More here, here, and here. To get this out of the way… yes, the White House was correct: it would have looked bad if it had come out at the time. It looks a good bit worse now – frankly, hiding this was stupid. As is the flailing about trying to pretend that this was never a big deal in the first place; which it might not have been, if they had just admitted that the Obamas had a couple of Hollywood people over to throw them a themed Halloween party. Then again, obviously the White House knew that this was a bad idea from the start, which is why they felt the need to cover it up.
But, you know? I’m not all that angry at the White House for this. I was already aware that they’re collectively a bunch of sullen teenagers over there with no sense of other people’s property and a raging case of entitlement issues. No, what bugs me is that the media let them get away with it. Yes, publishing a story on this would have sparked a certain amount of justified outrage. So what? Contrary to popular belief – and, alas, popular usage – it’s not the media’s job to keep the population from being outraged. It’s the media’s job to tell us what the heck is going on. A lot of the White House press pool acted unprofessionally, here.

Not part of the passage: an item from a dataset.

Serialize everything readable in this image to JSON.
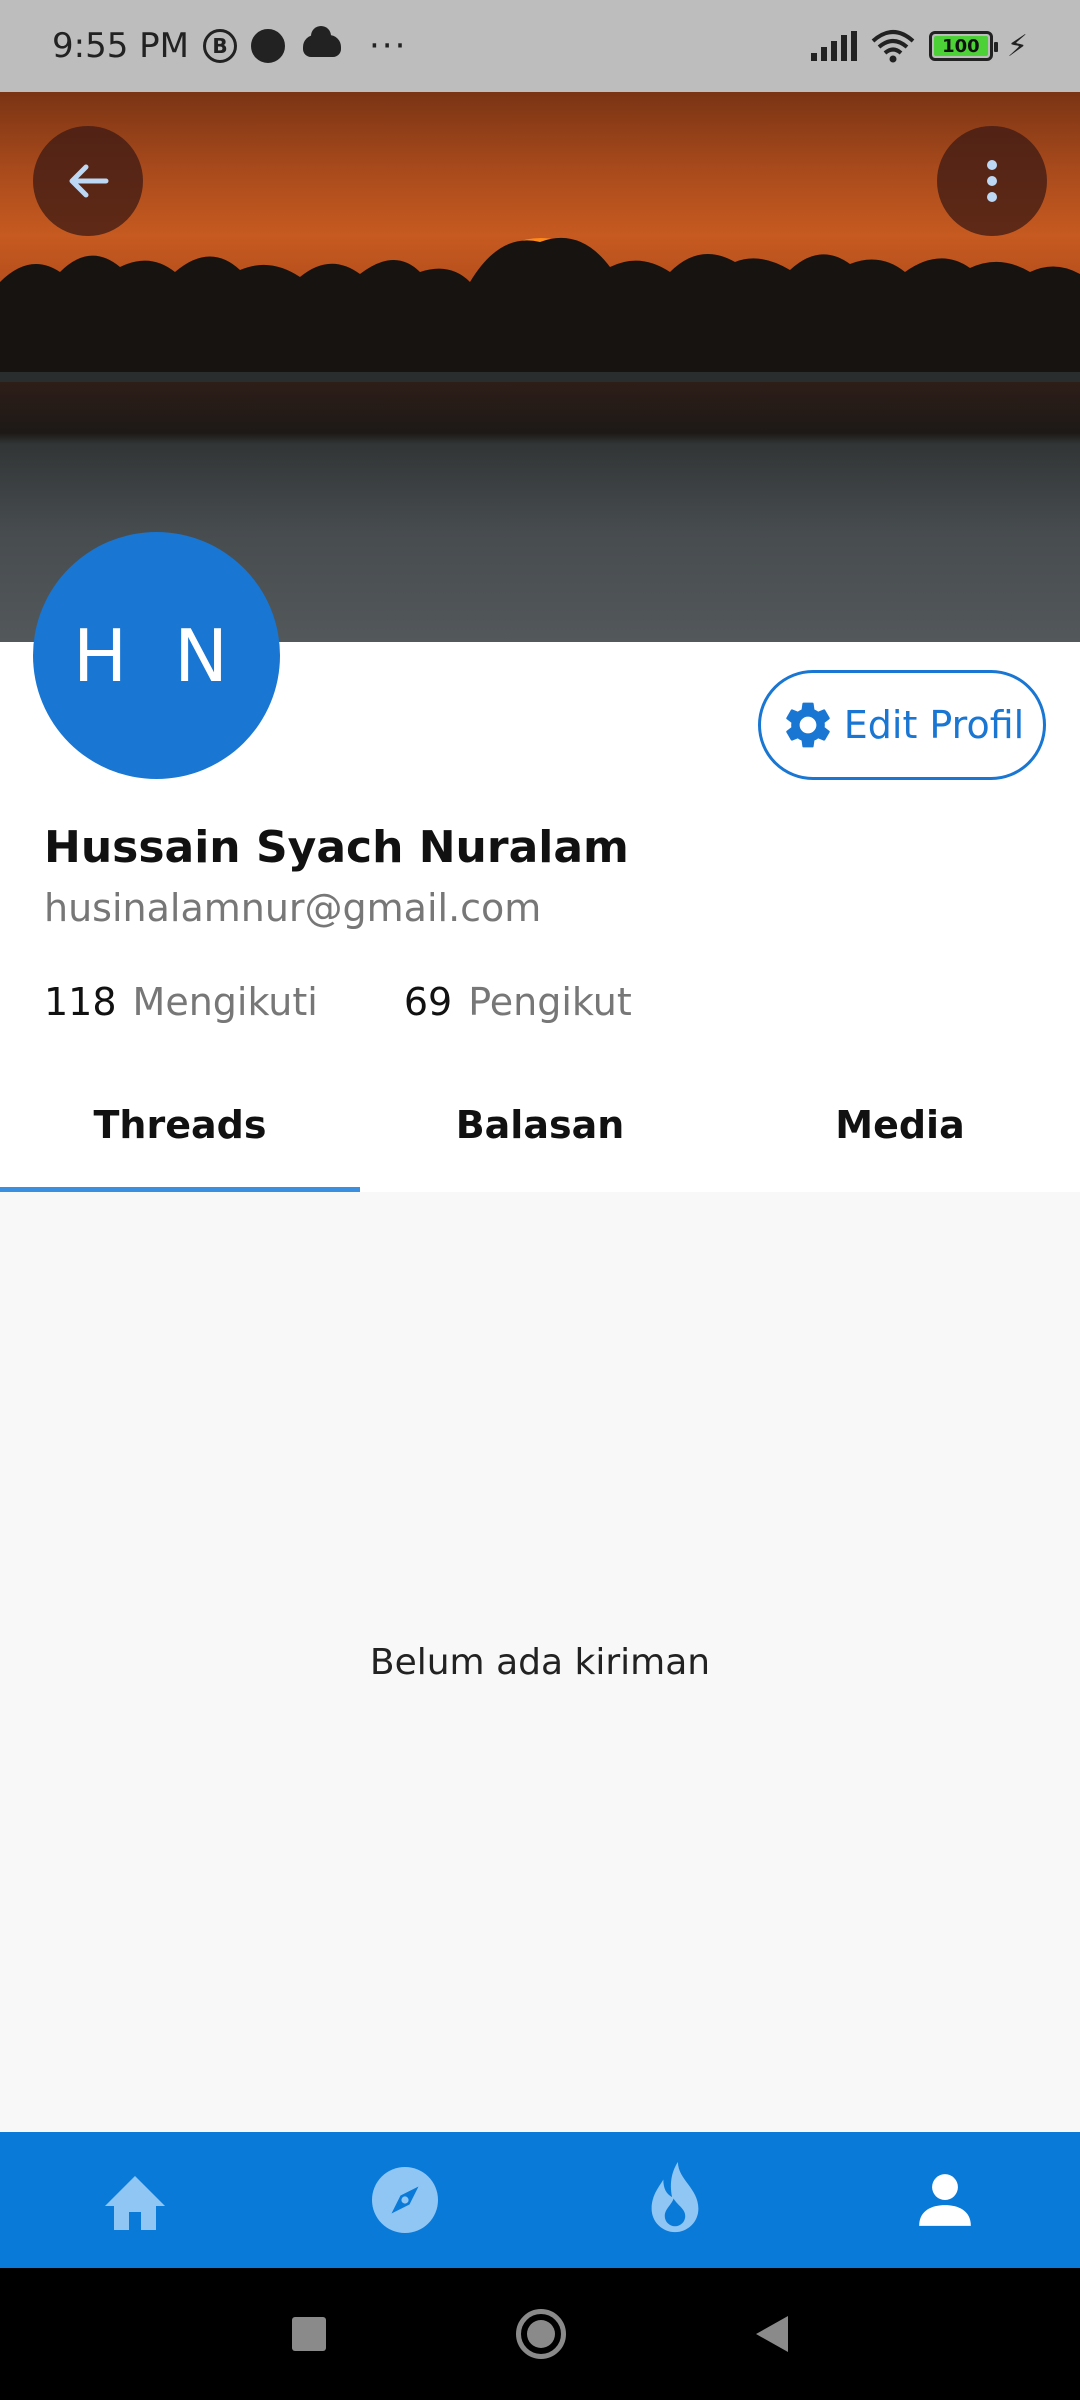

PS: I don’t even want people fired; I just want them to admit that they screwed up. Which they did. And I want them to do better in the future. Which they have no history of doing. And that’s why half the country doesn’t trust the media.